-Network architecture – major systems run on the client-server architecture and use TCP-IP to communicate across networks (LANs and WANs)
-User interface – the use of a graphical user interface (GUI) is the norm for current systems because users find it easier to work with and it allows a wide range of tasks to be accomplished with a click of a mouse
-Library automation standards – provisions for library industry standards such as MARC and Z39.50 are normally integrated in major systems
What is MARC
-Machine Readable Cataloging
Allows library automation systems to:
-Format the information correctly
-Search for and retrieve certain types of information within specific fields
-Display lists of items as required by search
-Share bibliographic resources with other libraries
-Migrate to other library automation systems
What is Z39.50
An internationally recognized standard for information retrieval that lets users, through one search, see results from different databases with unique search menus, command language and search procedures
How does Z39.50 Work?
A searcher enters a query into his/her library system using the local library system’s search interface. The Z39.50 Origin module that sits on the local library system server translates the query into a standardized format defined by Z39.50 and sends it to a database system that has a Z39.50 Target. The Target presents the commands and search to the database and returns the results in a standardized format to the Origin where the user
When did OPAC come about
-Late 1990’s – the network revolution Web-based OPAC
How many people start their research with OCLC

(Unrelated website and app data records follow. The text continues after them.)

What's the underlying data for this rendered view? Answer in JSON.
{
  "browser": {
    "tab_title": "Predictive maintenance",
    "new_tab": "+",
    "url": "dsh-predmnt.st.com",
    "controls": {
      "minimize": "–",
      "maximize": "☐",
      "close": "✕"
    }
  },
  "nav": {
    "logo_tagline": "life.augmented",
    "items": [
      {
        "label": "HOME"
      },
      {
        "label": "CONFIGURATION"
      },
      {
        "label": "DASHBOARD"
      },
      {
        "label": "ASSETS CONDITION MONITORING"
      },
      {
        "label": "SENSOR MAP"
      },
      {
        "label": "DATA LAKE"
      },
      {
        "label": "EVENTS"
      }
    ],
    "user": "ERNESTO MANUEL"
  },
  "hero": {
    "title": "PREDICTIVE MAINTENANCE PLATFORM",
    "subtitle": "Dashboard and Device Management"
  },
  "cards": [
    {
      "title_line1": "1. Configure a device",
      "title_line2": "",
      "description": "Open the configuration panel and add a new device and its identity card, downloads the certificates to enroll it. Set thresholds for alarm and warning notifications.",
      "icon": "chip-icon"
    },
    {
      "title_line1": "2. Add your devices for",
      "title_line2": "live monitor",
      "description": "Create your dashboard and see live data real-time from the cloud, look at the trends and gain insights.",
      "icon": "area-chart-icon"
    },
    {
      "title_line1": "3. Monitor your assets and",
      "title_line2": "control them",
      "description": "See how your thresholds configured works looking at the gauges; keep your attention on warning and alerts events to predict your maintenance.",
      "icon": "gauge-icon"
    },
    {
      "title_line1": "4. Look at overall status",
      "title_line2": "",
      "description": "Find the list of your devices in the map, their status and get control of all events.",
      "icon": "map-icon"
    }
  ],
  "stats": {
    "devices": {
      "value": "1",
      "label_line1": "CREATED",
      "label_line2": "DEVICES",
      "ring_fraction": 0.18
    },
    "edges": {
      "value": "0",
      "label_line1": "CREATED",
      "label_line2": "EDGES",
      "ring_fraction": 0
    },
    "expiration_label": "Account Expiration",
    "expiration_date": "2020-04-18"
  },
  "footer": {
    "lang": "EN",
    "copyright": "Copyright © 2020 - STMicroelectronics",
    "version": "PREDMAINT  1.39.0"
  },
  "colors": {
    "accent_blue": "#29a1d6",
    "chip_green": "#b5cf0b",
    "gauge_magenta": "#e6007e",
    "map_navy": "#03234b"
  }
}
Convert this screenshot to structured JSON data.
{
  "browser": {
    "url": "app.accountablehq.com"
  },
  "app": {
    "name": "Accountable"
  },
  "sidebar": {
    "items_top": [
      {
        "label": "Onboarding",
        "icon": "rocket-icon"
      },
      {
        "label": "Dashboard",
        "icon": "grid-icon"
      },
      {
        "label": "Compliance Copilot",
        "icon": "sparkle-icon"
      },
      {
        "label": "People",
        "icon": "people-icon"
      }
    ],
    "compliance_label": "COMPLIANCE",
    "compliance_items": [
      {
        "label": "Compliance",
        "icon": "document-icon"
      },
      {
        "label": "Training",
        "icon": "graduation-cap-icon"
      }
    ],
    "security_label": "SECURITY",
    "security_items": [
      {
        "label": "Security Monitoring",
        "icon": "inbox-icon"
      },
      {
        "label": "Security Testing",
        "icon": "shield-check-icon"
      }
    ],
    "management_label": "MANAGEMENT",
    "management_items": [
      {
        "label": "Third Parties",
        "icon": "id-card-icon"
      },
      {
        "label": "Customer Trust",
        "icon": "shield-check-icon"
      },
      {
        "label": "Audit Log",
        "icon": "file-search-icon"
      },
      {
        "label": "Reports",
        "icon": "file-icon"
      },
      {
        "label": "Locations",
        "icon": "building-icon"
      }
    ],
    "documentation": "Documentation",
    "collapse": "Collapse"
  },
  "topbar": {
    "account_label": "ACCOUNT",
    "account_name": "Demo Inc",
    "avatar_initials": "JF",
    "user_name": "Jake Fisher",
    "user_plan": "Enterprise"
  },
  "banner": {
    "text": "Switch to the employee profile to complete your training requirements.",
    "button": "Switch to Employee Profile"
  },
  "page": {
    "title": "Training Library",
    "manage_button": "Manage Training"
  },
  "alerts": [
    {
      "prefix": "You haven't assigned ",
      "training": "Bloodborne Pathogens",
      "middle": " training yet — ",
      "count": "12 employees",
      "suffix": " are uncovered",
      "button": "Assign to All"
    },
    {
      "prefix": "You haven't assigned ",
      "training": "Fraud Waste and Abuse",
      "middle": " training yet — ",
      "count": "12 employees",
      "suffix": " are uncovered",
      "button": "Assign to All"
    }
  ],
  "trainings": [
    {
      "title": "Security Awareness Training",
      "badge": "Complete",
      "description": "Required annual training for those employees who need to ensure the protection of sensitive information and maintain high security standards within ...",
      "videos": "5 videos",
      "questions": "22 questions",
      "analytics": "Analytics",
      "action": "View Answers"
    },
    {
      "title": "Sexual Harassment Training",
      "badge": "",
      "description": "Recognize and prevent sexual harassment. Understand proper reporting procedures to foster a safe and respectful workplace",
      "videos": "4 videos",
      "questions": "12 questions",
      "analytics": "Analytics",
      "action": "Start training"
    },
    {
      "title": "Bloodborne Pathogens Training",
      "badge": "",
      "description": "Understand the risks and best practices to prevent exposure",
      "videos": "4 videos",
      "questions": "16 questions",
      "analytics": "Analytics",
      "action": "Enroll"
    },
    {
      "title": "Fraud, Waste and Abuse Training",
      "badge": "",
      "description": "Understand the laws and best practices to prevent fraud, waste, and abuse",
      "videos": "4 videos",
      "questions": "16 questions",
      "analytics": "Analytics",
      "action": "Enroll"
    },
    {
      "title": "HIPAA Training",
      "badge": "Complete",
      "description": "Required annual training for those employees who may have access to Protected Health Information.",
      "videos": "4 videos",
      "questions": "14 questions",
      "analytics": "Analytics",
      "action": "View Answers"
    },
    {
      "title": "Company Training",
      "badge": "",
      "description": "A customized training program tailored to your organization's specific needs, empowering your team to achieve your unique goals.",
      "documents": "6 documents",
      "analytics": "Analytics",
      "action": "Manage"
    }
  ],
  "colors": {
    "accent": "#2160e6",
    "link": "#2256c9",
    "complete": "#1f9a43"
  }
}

OCLC (2005) Perceptions of Libraries and Information Resources: 89% college students start their search with search engines, 2% start with library Web site
Current state of ILS
-Evolving demands on the systems:
-The need to provide efficient and unified access to Web content
-The need to handle electronic resources created and held by the libraries themselves
-Print materials are becoming a smaller component of the library’s overall collections
-Library function of the catalog has changed from that of identifying a shelf location to pointing to a networked (LAN or WAN) location
-Changing user expectation and behavior
-Complex and rich in features, but often do not compare favorably with alternatives ( or Google Books) available on the Web
-Changing ILS market place – converging through buyouts and mergers
-Example: SirsiDynix = Sirsi + Dynix
-Winners (survivors) are those who come up with new ideas
What are some system trends
Consolidation of libraries in consortia
Resources shared include: OPAC, physical collection, electronic resources, community information database, directories of topical websites, and other resources
What are some Alt to proprietary systems
Open source system software
Digital object management systems (DOMS)
Content Management Systems (CMS)
What are the benefits of Open Source Systems
-Potentially lower cost
-Better interoperability
-Vendor and hardware independence
-Reliance on open standards and collaborative development
-Flexible support options
What are the Con’s of Open Source Systems
-Can be costly
-May require more tech expertise to install
-May not be easy to implement
-May not have the customer service provided by proprietary software companies
What are some open source Systems
-Considered to be the most successful OSS project
-Data not locked into the system
-Has an easy-to-use Web interface of the ILS
-Provides course management system features such as chat area, grade books, tests, etc
-Developed by Georgia Public Library Service Georgia PINES consortia out of dissatisfaction of the limitations of ILS
What is Digital object management systems (DOMS)
Systems designed to store and provide access to digital documents and supplement the online catalog
What are some DOMS examples
Content Management System
System that Provides tools to manage the creation, storage, editing, and publication of information in a collaborative environment
What the the pros of Content Management Systems (CMS)
Content Management Systems (CMS) as base
-Separate content, logic, and data
-Allows multiple content providers to edit the site
-Easier or automatic integration with Web 2.0 tools
-Offers many cool add-ons, such as event calendar
What is an example of CMS